View Single Post
  #4   Report Post  
Old September 30th 03, 09:07 AM posted to
Clive D. W. Feather Clive D. W. Feather is offline
external usenet poster
First recorded activity at LondonBanter: Jul 2003
Posts: 856
Default A nice primer on London Tube vs. MTA Subway

In article , Knotso
Which leads to my next question ... do any geographic maps of the
tube exist? Where are they?

When you get there, look at some of the street maps available for sale,
and you'll see that some of them show the tube lines, although they're
usually subordinated to the streets. Of course, they'll only cover the
area being mapped.

They're also conceptual rather than real. That is, they tend to use
smooth curves to join the stations, rather than show where the line
actually goes.

* New York has many stations with two separate entrances for travel in
opposite directions; London does not, although a few stations do have
separate entrances for different lines, because they were originally
two separate stations.

But at such stations free interchange is nevertheless allowed.

* Parts of the system that aren't underground in New York are mostly
elevated over streets; in London they're generally at ground level.

Disagree: there are significant sections where the line runs on viaduct.
It's true that the lines mostly predate roads and so don't run over

* Unlike New York, station signage in London uses the American style
of distinguishing the directions of travel by compass points.
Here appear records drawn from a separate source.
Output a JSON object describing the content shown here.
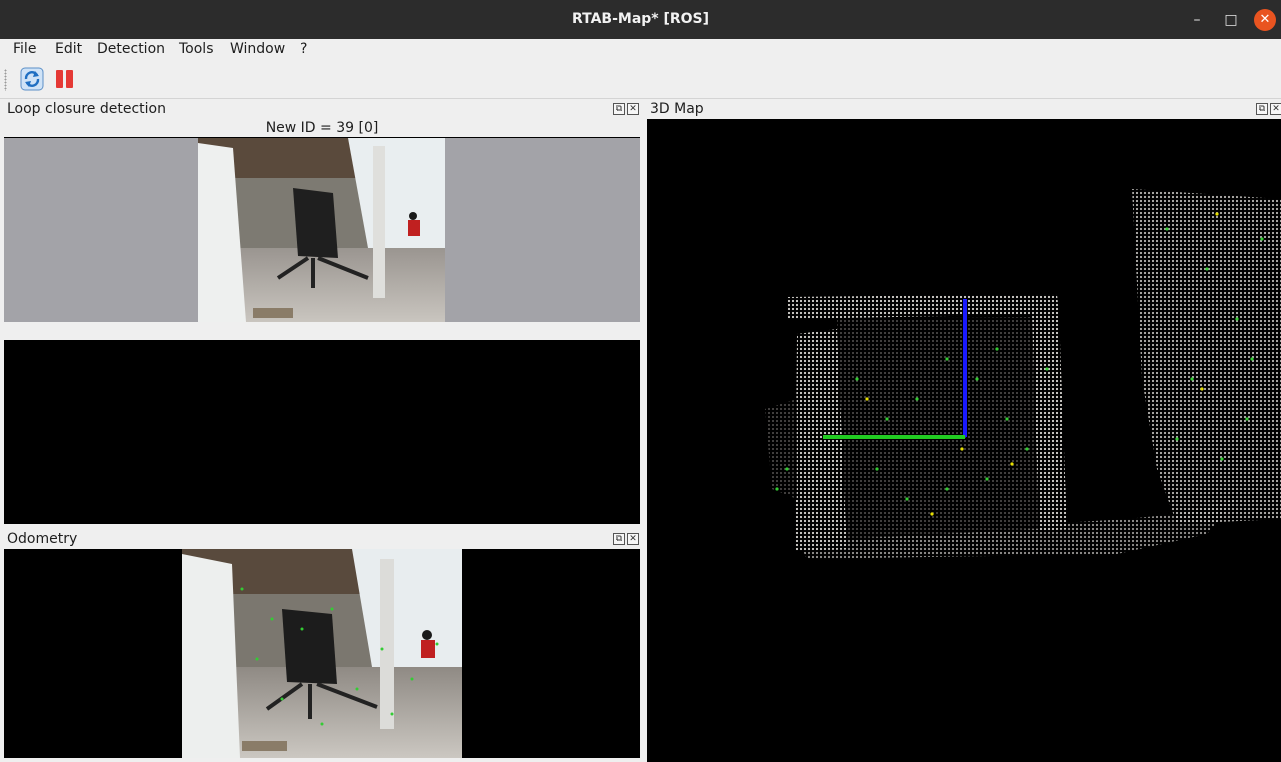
{
  "window": {
    "title": "RTAB-Map* [ROS]"
  },
  "menu": [
    "File",
    "Edit",
    "Detection",
    "Tools",
    "Window",
    "?"
  ],
  "toolbar": {
    "buttons": [
      "refresh-icon",
      "pause-icon"
    ]
  },
  "docks": {
    "loop_closure": {
      "title": "Loop closure detection",
      "status": "New ID = 39 [0]"
    },
    "odometry": {
      "title": "Odometry"
    },
    "map3d": {
      "title": "3D Map"
    }
  },
  "colors": {
    "titlebar": "#2c2c2c",
    "close_button": "#e95420",
    "pause_red": "#e53935",
    "axis_blue": "#1a1aff",
    "axis_green": "#22cc22",
    "feature_green": "#33cc33",
    "feature_yellow": "#e8e000"
  }
}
In
both cities trains to different destinations may leave from the same
platform, but London trains do not carry signs for this on every car;
the primary way to tell them apart is the changing signs over the
platform, which also give an estimate of when the next few trains
(up to three) are coming.

and the sign on the front of the train.

Clive D.W. Feather, writing for himself | Home:
Tel: +44 20 8371 1138 (work) | Web:
Fax: +44 870 051 9937 | Work:
Written on my laptop; please observe the Reply-To address